**What you will do**
Pick out every line of the entries below where "initials" occurs, and copy those lines.

**Provided records**
********************
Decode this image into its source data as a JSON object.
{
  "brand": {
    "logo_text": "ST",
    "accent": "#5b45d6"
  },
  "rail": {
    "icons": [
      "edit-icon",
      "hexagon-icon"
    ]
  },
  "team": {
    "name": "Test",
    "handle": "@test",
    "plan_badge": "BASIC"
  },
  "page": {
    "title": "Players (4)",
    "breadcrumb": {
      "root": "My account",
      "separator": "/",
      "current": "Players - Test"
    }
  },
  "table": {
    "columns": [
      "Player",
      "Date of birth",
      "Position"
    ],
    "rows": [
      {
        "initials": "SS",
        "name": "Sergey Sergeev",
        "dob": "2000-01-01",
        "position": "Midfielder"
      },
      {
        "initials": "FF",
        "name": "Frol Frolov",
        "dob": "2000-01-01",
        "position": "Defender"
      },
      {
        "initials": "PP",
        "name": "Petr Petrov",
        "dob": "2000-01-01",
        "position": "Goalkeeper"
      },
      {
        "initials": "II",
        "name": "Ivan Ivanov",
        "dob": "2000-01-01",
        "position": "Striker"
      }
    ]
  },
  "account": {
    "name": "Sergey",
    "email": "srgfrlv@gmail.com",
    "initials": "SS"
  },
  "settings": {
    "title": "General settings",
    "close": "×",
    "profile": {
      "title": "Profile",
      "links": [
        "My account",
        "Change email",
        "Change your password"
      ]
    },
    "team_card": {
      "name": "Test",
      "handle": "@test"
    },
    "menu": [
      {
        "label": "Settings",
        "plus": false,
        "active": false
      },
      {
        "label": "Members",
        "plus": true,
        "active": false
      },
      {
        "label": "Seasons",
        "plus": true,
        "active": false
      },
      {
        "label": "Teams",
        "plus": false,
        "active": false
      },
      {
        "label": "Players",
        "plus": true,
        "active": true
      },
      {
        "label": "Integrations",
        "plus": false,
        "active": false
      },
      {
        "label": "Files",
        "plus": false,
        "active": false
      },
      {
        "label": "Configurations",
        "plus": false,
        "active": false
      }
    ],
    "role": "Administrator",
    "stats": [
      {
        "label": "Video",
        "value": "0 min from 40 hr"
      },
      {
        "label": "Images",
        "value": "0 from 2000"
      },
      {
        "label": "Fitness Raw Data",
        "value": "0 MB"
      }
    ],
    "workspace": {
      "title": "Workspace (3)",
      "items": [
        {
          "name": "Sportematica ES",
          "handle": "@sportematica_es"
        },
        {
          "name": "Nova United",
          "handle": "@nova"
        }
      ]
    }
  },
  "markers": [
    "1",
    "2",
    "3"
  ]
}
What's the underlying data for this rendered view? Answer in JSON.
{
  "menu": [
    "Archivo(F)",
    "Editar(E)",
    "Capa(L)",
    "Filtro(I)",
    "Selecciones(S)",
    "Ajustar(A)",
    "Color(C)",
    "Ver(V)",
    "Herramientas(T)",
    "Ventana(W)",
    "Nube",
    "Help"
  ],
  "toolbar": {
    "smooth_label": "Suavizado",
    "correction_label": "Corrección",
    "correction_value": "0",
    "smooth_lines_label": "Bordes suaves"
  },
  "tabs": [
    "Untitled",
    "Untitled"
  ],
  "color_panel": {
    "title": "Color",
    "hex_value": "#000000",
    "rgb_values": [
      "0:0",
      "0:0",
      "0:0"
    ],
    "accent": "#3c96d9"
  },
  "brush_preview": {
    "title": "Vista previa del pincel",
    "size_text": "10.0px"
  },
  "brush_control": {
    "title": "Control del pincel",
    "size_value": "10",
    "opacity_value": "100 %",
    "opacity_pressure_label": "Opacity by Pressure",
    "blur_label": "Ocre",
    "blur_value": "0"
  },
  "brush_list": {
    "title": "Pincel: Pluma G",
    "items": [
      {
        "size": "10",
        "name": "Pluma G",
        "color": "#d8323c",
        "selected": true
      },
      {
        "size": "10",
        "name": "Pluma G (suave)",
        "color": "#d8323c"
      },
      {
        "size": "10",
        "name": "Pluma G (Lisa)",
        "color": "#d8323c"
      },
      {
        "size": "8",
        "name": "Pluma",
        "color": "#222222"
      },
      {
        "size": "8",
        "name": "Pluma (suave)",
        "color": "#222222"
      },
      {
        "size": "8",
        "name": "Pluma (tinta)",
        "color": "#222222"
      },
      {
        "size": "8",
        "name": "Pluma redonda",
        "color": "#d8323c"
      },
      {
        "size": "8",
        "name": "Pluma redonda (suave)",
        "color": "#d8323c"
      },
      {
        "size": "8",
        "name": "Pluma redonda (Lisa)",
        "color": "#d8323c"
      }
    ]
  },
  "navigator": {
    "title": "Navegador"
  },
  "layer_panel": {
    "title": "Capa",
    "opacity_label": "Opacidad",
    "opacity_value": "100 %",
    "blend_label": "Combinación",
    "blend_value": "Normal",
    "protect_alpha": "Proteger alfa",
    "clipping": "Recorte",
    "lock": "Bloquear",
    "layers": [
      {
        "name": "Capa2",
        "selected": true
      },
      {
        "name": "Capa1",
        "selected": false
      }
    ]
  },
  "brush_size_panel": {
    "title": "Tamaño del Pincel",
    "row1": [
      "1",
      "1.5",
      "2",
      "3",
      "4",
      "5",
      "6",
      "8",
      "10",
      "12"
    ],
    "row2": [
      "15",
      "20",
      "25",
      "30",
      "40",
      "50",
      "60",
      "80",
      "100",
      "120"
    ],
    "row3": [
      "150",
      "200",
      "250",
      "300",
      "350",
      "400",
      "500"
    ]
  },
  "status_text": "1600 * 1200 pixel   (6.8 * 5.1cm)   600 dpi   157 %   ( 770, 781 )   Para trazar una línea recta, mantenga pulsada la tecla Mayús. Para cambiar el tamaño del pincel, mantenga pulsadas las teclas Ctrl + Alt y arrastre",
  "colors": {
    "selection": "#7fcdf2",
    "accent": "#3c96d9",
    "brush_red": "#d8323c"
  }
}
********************
**Solution to the exercise**
        "initials": "SS",
        "initials": "FF",
        "initials": "PP",
        "initials": "II",
    "initials": "SS"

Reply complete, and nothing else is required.